Page 262 - The Governments of the United States and Great Britain having not only desired, in entering into this convention, to accomplish a particular object, but also to establish a general principle, they hereby agree to extend their protection, by treaty stipulations, to any other practicable communications, whether by canal or railway, across the isthmus which connects North and South America...
Page 298 - The lawyer must decline to conduct a civil cause or to make a defense when convinced that it is intended merely to harass or to injure the opposite party or to work oppression or wrong. But otherwise it is his right, and, having accepted retainer, it becomes his duty to insist upon the judgment of the Court as to the legal merits of his client's claim. His appearance in Court should be deemed equivalent to an assertion on his honor that in his opinion his client's case is one proper for judicial...
Page 292 - In the judicial forum the client is entitled to the benefit of any and every remedy and defense that is authorized by the law of the land, and he may expect his lawyer to assert every such remedy or defense.
Page 289 - The obligation to represent the client with undivided fidelity and not to divulge his secrets or confidences forbids also the subsequent acceptance of retainers or employment from others in matters adversely affecting any interest of the client with respect to which confidence has been reposed.
Page 262 - Britain that the parties constructing or owning the same shall impose no other charges or conditions of traffic thereupon than the aforesaid Governments shall approve of as just and equitable; and that the same canals or railways, being open to the citizens and subjects of the United States and Great Britain on equal terms...
Page 293 - A lawyer should always treat adverse witnesses and suitors with fairness and due consideration, and he should never minister to the malevolence or prejudices of a client in the trial or conduct of a cause. The client cannot be made the keeper of the lawyer's conscience in professional matters. He has no right to demand that his counsel shall abuse the opposite party or indulge in offensive personalities. Improper speech is not excusable on the ground that it is what the client would say if speaking...
Page 289 - Interests. — It is the duty of a lawyer at the time of retainer to disclose to the client all the circumstances of his relations to the parties, and any interest in or connection with the controversy, which might influence the client in the selection of counsel.

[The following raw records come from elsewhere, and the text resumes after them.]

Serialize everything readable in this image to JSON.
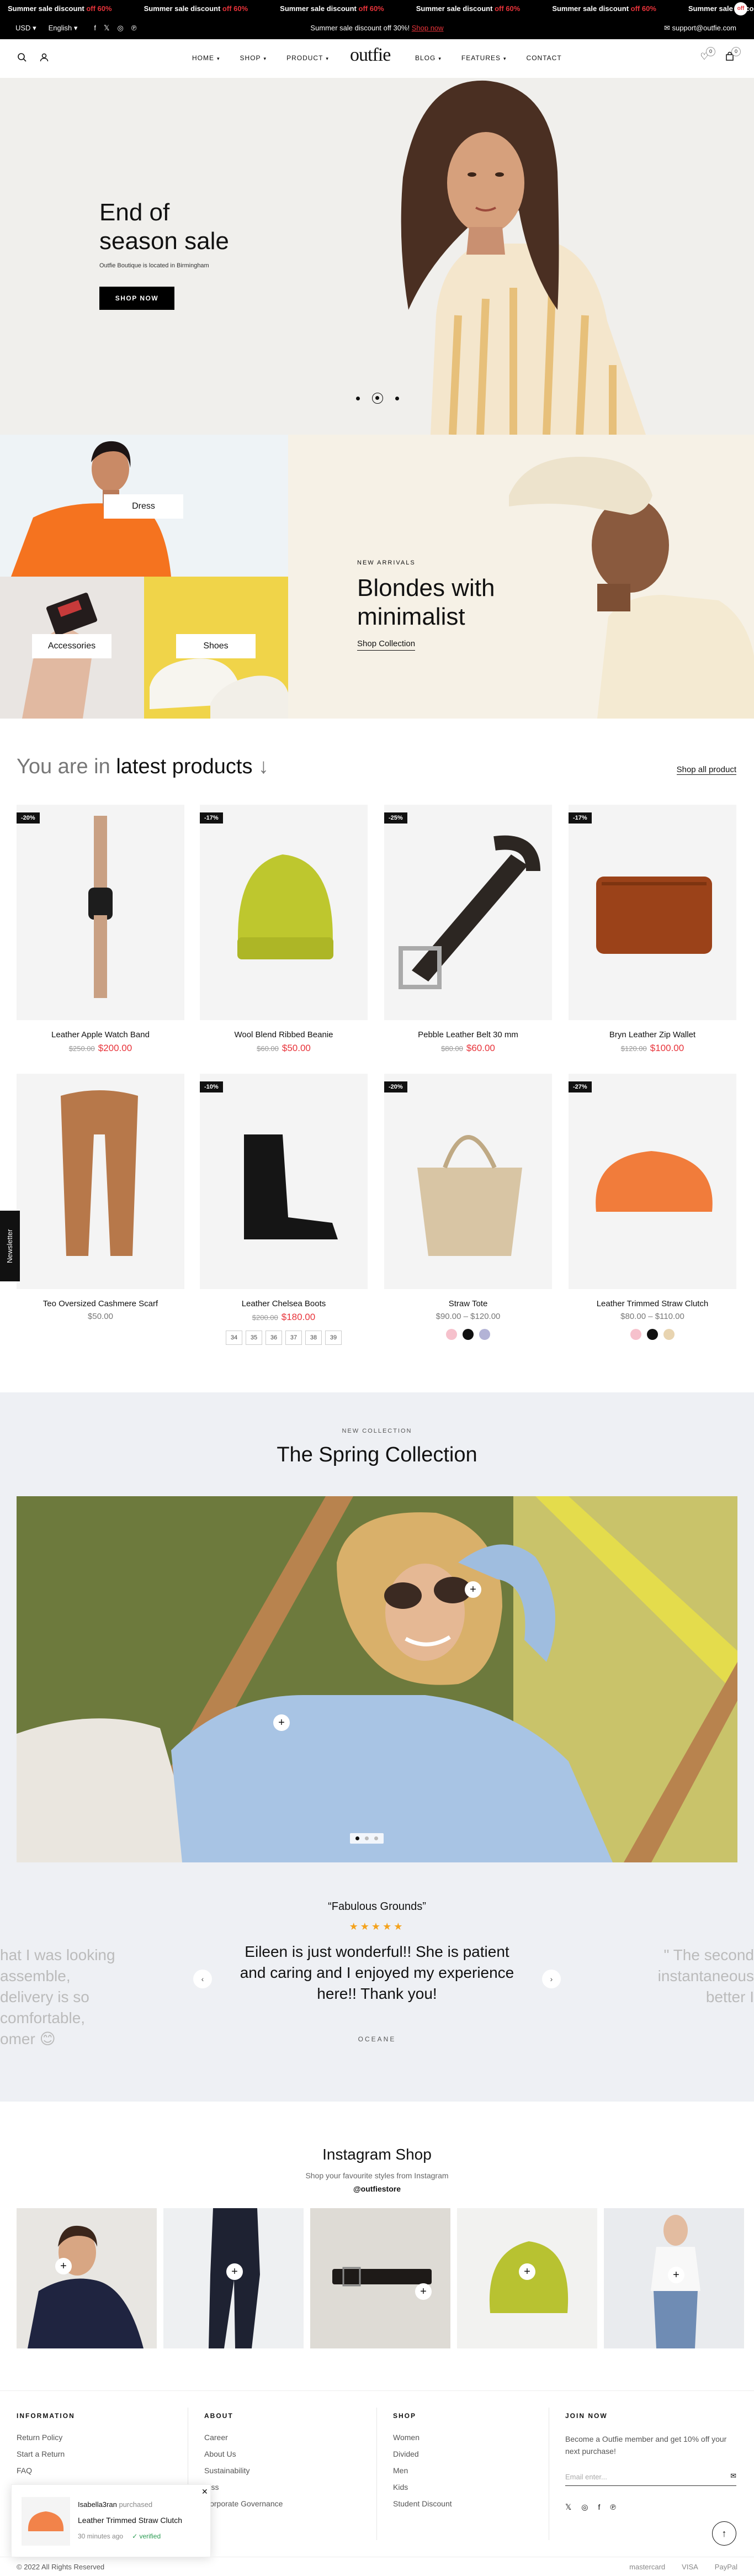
{
  "ticker": {
    "items": [
      {
        "text": "Summer sale discount",
        "off": "off 60%"
      },
      {
        "text": "Summer sale discount",
        "off": "off 60%"
      },
      {
        "text": "Summer sale discount",
        "off": "off 60%"
      },
      {
        "text": "Summer sale discount",
        "off": "off 60%"
      },
      {
        "text": "Summer sale discount",
        "off": "off 60%"
      },
      {
        "text": "Summer sale discount",
        "off": "off 60%"
      }
    ],
    "dot_label": "off"
  },
  "topbar": {
    "currency": "USD",
    "language": "English",
    "promo": "Summer sale discount off 30%!",
    "promo_link": "Shop now",
    "email": "support@outfie.com"
  },
  "header": {
    "logo": "outfie",
    "nav_left": [
      "HOME",
      "SHOP",
      "PRODUCT"
    ],
    "nav_right": [
      "BLOG",
      "FEATURES",
      "CONTACT"
    ],
    "wishlist_count": "0",
    "cart_count": "0"
  },
  "hero": {
    "title": "End of season sale",
    "subtitle": "Outfie Boutique is located in Birmingham",
    "button": "SHOP NOW"
  },
  "banners": {
    "dress": "Dress",
    "accessories": "Accessories",
    "shoes": "Shoes",
    "new_arrivals": "NEW ARRIVALS",
    "blondes_title": "Blondes with minimalist",
    "shop_collection": "Shop Collection"
  },
  "latest": {
    "title_prefix": "You are in",
    "title_bold": "latest products",
    "shop_all": "Shop all product",
    "products": [
      {
        "name": "Leather Apple Watch Band",
        "discount": "-20%",
        "old": "$250.00",
        "price": "$200.00"
      },
      {
        "name": "Wool Blend Ribbed Beanie",
        "discount": "-17%",
        "old": "$60.00",
        "price": "$50.00"
      },
      {
        "name": "Pebble Leather Belt 30 mm",
        "discount": "-25%",
        "old": "$80.00",
        "price": "$60.00"
      },
      {
        "name": "Bryn Leather Zip Wallet",
        "discount": "-17%",
        "old": "$120.00",
        "price": "$100.00"
      },
      {
        "name": "Teo Oversized Cashmere Scarf",
        "discount": "",
        "old": "",
        "price": "$50.00"
      },
      {
        "name": "Leather Chelsea Boots",
        "discount": "-10%",
        "old": "$200.00",
        "price": "$180.00",
        "sizes": [
          "34",
          "35",
          "36",
          "37",
          "38",
          "39"
        ]
      },
      {
        "name": "Straw Tote",
        "discount": "-20%",
        "old": "",
        "price": "$90.00 – $120.00",
        "swatches": [
          "#f6c1cc",
          "#111111",
          "#b3b3d6"
        ]
      },
      {
        "name": "Leather Trimmed Straw Clutch",
        "discount": "-27%",
        "old": "",
        "price": "$80.00 – $110.00",
        "swatches": [
          "#f6c1cc",
          "#111111",
          "#e8d4b0"
        ]
      }
    ]
  },
  "newsletter_tab": "Newsletter",
  "spring": {
    "label": "NEW COLLECTION",
    "title": "The Spring Collection"
  },
  "testimonial": {
    "quote_title": "“Fabulous Grounds”",
    "stars": "★★★★★",
    "text": "Eileen is just wonderful!! She is patient and caring and I enjoyed my experience here!! Thank you!",
    "author": "OCEANE",
    "ghost_left": "hat I was looking assemble, delivery is so comfortable, omer 😊",
    "ghost_right": "\" The second instantaneous better I"
  },
  "instagram": {
    "title": "Instagram Shop",
    "subtitle": "Shop your favourite styles from Instagram",
    "handle": "@outfiestore"
  },
  "footer": {
    "info_title": "INFORMATION",
    "info_links": [
      "Return Policy",
      "Start a Return",
      "FAQ"
    ],
    "about_title": "ABOUT",
    "about_links": [
      "Career",
      "About Us",
      "Sustainability",
      "ress",
      "Corporate Governance"
    ],
    "shop_title": "SHOP",
    "shop_links": [
      "Women",
      "Divided",
      "Men",
      "Kids",
      "Student Discount"
    ],
    "join_title": "JOIN NOW",
    "join_text": "Become a Outfie member and get 10% off your next purchase!",
    "email_placeholder": "Email enter...",
    "copyright": "© 2022 All Rights Reserved",
    "payments": [
      "mastercard",
      "VISA",
      "PayPal"
    ]
  },
  "toast": {
    "user": "Isabella3ran",
    "action": "purchased",
    "product": "Leather Trimmed Straw Clutch",
    "time": "30 minutes ago",
    "verified": "verified"
  }
}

Page 292 - Controversies with clients concerning compensation are to be avoided by the lawyer so far as shall be compatible with his self-respect and with his right to receive reasonable recompense for his services ; and lawsuits with clients should be resorted to only to prevent injustice, imposition or fraud.
Page 298 - No lawyer is obliged to act either as adviser or advocate for every person who may wish to become his client. He has the right to decline employment.
Page 291 - Fixing the Amount of the Fee. — In fixing fees, lawyers should avoid charges which overestimate their advice and services, as well as those which undervalue them. A client's ability to pay cannot justify a charge in excess of the value of the service, though his poverty may require a less charge, or even none at all.